Game gave me a text and said that he needs me for the new album. So, I sent him some beats. He wasn’t really feeling the first beat. The second joint was one that I wasn’t sure he would like and I was kinda doubtful that he’d jump on it. I sent it to him and five minutes later he hit me back and said, “This is it.” Game said he just talked to Master P about doing a hook. At least having P on it solidifies it since it draws inspiration from his record of the same name. Anyway, P came in and wanted to do a verse, too. They tracked it and sent it to me the same day. Game wanted R. Kelly on it to do the singing part but that didn’t happen. Game got one of his singers on it and I loved how the song came out. I thought I had more time to get this record done for the album. But, I was on tour with Bumpy Knuckles and I had three other sessions to get to first. Game wanted me to mix the record and neither of us had completed the business side of things. So, I had my engineer tweak it the best he could and I added the scratches to it. The record is very relatable to the hood, especially with Chief Keef having the drama with Lil Jojo and him getting killed in Chicago. P kept it ghetto on that record. Comments out there on the blogs mention Master P’s lyrics and calling them wack. I mean, it was hood and I can relate; and when you’re not hood, it doesn’t make sense to you. Those fans are not listening to the lyrics because, if they were, they would see that the words are heartfelt and real.

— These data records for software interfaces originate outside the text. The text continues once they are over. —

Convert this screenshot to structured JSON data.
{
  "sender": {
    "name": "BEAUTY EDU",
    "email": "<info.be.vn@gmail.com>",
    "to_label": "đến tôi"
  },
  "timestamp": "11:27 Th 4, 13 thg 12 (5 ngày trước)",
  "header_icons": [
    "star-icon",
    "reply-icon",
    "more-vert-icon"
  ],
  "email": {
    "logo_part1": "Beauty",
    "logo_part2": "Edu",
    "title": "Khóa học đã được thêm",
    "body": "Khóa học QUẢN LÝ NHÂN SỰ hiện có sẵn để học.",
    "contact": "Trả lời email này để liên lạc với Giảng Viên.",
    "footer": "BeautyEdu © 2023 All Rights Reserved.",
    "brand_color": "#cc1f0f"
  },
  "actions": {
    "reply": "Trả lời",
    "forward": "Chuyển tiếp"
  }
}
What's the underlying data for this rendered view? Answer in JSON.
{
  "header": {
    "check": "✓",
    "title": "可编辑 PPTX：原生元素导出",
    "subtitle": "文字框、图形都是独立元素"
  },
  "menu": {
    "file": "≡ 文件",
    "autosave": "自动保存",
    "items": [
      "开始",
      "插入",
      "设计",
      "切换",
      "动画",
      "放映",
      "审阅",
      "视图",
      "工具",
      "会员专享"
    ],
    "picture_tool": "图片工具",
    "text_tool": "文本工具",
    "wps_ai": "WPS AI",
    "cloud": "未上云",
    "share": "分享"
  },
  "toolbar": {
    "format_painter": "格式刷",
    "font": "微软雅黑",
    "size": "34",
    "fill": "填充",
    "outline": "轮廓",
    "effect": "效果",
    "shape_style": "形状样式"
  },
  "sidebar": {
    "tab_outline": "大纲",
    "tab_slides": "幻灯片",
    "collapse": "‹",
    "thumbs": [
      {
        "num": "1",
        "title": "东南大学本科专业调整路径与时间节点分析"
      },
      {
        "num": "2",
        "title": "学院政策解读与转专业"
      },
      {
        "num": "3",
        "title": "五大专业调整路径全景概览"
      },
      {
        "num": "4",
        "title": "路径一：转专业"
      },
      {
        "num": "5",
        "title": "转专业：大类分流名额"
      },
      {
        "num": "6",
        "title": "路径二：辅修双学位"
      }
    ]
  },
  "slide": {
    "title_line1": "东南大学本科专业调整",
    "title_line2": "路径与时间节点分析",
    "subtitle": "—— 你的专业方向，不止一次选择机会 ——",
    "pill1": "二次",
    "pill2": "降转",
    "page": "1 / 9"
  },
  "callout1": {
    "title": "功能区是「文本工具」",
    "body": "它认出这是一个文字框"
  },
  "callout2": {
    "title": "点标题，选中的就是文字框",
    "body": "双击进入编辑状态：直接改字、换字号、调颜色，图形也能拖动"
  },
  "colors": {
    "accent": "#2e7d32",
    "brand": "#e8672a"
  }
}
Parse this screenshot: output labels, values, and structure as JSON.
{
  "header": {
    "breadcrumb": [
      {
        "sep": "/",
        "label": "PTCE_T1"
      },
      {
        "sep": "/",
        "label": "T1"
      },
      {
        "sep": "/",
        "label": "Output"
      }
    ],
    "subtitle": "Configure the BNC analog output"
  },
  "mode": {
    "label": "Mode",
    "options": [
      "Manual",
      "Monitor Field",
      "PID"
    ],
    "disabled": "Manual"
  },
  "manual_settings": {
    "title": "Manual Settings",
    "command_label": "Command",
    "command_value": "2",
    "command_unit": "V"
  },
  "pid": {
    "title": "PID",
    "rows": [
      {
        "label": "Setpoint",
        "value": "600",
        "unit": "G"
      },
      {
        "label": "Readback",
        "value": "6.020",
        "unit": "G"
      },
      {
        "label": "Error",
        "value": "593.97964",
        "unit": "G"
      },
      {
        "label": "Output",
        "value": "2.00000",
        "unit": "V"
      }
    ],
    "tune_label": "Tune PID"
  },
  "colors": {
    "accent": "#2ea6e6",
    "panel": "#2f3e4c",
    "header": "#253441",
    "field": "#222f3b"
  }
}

What projects are on your immediate horizon?
MC Eiht’s Which Way Iz West is coming soon. We’re mixing the album now and I only have two more new songs to finish. He is doing a record with Bumpy Knuckles and another with his CMW crew –Bam and Chill. We wanted to drop something in 2012, so we decided release an EP (Keep It Hood). I picked the seven songs and I put scratches on them, plus I mixed them, too. He had Brenk Sinatra do the beats on the EP and I’m executive producing it. As for the album, I produced five songs and Brenk is doing the rest. I like the way Brenk approaches production. NYGz is a priority and Khaleel out of Texas is releasing an EP, too, with an album later in the summer. I’m going to be working on the new M.O.P. album that is coming soon. I want to get projects out at least every other month.
Thanks to Al Lindstrom & Chris Moss for this interview!